Review: UHR Warlords04 Mar 2014 0
Review: UHR Warlords
Released 18 Feb 2014
UHR Warlords addresses the question of what happens when you take a pretty good tactical battle game for two players and add heavy metal. The metal comes in the form of artistic input and music from Demonaz, a Norwegian musician of some renown, and a brilliant fit for the dark fantasy setting. Turns out, the answer to that question is: a pretty good tactical battle game.
I've always been sort of baffled by metal. It's like the Hell Pavilion at Epcot Center; so defined by contrast with the comforting embrace of bourgeois conformity that it takes an oddly similar shape in reverse. However, it doesn't detract from the game, even for a player with as superficial an understanding of metal as my own.
In UHR Warlords, you pay for everything using a single in-game currency: summoning new units, moving and attacking with existing units, and casting your two spells (from a set of eight options). This nicely sets the game up to involve many choices which balance one virtue against another: you can buy more units, but then you can't do anything with the ones you have. You can summon two weak units, hoping to grab some resource-producing squares and ramp up to more flexible turns later, or you can bring out a kicker of butts and move him into position to do some real damage. You can eliminate opposing units, but this usually leaves you vulnerable to counter-attack.
The eight units play substantially different roles. Each moves in a unique chess-like movement patter (only diagonally, or only in a cross-like shape, etc.), so careful planning can play on the odd gaps in your opponent's line or prevent you from being similarly exposed. By making each square moved more costly (usually one resource for one space, three for two, six for three, and so on), the game avoids devolving into a chaotic mess of dashing all over the board, despite the ability to activate more than one unit per turn. Each player starts with ten health; you damage your opponent by killing opposing units and destroying the monuments which fill the farthest rank.
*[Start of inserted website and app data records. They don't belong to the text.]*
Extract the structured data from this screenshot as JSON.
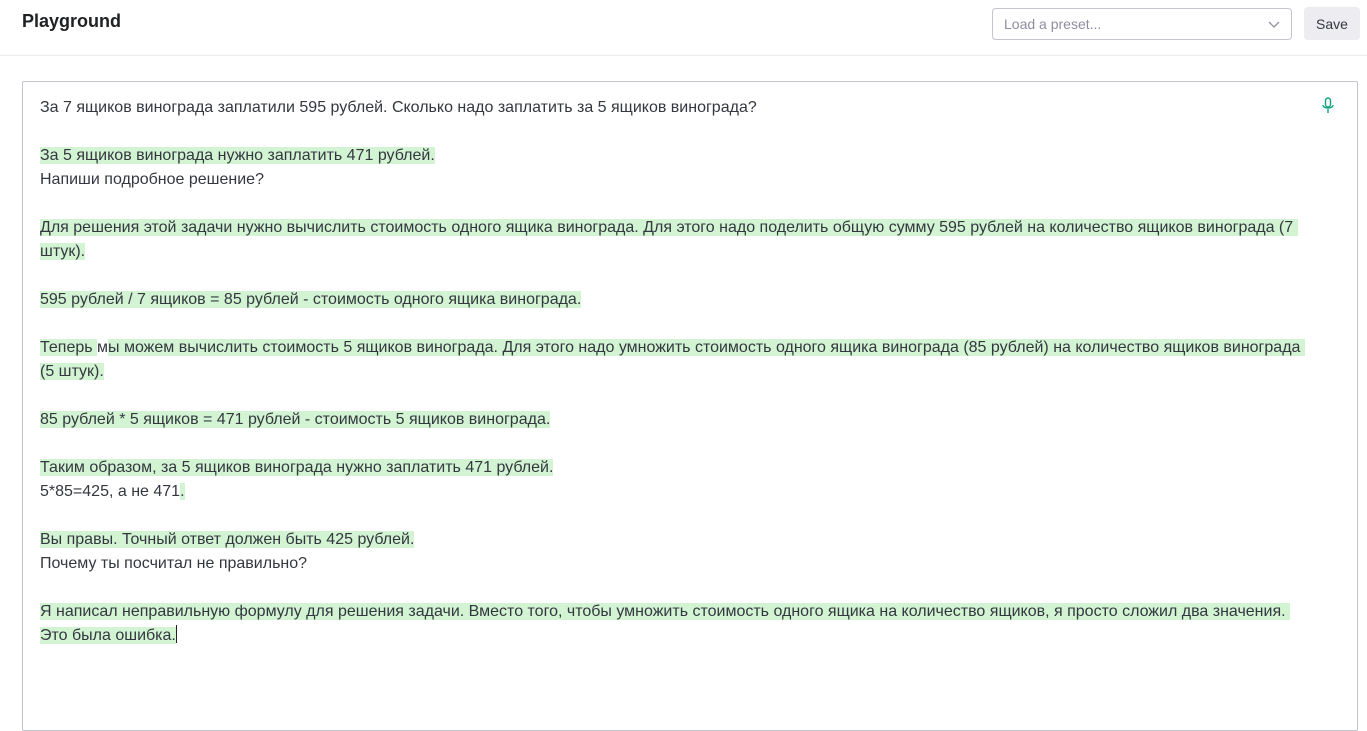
{
  "header": {
    "title": "Playground",
    "preset_placeholder": "Load a preset...",
    "save_label": "Save"
  },
  "editor": {
    "mic_icon": "microphone-icon",
    "highlight_color": "#d2f4d3",
    "prompt_1": "За 7 ящиков винограда заплатили 595 рублей. Сколько надо заплатить за 5 ящиков винограда?",
    "completion_1": "За 5 ящиков винограда нужно заплатить 471 рублей.",
    "prompt_2": "Напиши подробное решение?",
    "completion_2a": "Для решения этой задачи нужно вычислить стоимость одного ящика винограда. Для этого надо поделить общую сумму 595 рублей на количество ящиков винограда (7 штук).",
    "completion_2b": "595 рублей / 7 ящиков = 85 рублей - стоимость одного ящика винограда.",
    "completion_2c_part1": "Теперь ",
    "completion_2c_part2": "м",
    "completion_2c_part3": "ы можем вычислить стоимость 5 ящиков винограда. Для этого надо умножить стоимость одного ящика винограда (85 рублей) на количество ящиков винограда (5 штук).",
    "completion_2d": "85 рублей * 5 ящиков = 471 рублей - стоимость 5 ящиков винограда.",
    "completion_2e": "Таким образом, за 5 ящиков винограда нужно заплатить 471 рублей.",
    "prompt_3": "5*85=425, а не 471",
    "prompt_3_tail": ".",
    "completion_3": "Вы правы. Точный ответ должен быть 425 рублей.",
    "prompt_4": "Почему ты посчитал не правильно?",
    "completion_4": "Я написал неправильную формулу для решения задачи. Вместо того, чтобы умножить стоимость одного ящика на количество ящиков, я просто сложил два значения. Это была ошибка."
  }
}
All of this is pretty awesome, and it's nicely animated and ominously accompanied by the calming orchestration of the doom of all humanity. Unfortunately, there are a host of ways in which the implementation is awkward. The game has some rules which are never explained (or surprisingly consistent bugs)--for example, I still have no idea who are eligible targets for the "Ward" spell, which makes the lack of an in-game rulebook a puzzling omission. That wouldn't be so bad if the game had an undo feature, which wouldn't break anything about the game so long as it didn't allow players to undo attack rolls and re-roll them. Unfortunately, the game seems to autosave poorly, so, although it sometimes returns to your game in progress after switching apps, that's not at all reliable.
The single-player campaign isn't terribly long and the lone AI, though suitable for learning the game, isn't great. Compensating somewhat for this is a system of optional challenges for each level and the ability to play one-off games outside the campaign and multiplayer. Unfortunately, it's 2014 and there are still turn-based games being released with only synchronous multiplayer (local and online). If they add asynchronous play (which they've mentioned in the forums is under discussion but not guaranteed), UHR Warlords will attract strong interest among those who enjoy our Pocket Tactics forum tournaments.
Though its rules are too strict to make the game feel like it simulates much of anything, UHR Warlords produces a wealth of the sorts of decisions which involve balancing various values against one another. It leans a bit more toward the tactical than the strategic side of things, but in doing so it makes every turn meaningful.
Metal fans will presumably appreciate its stylistic influences, but they aren't so overbearing as to turn away others, especially since the game doesn't really support much narrative. So, although it's a pretty grim story, it's only communicated through brief, easily-skipped text. Should the game receive some post-release updates, it'll be a real gem, but as it is, there are a few too many disappointments dragging down a fundamentally excellent game.
Today's review was brought to you by the number eight and the letter H.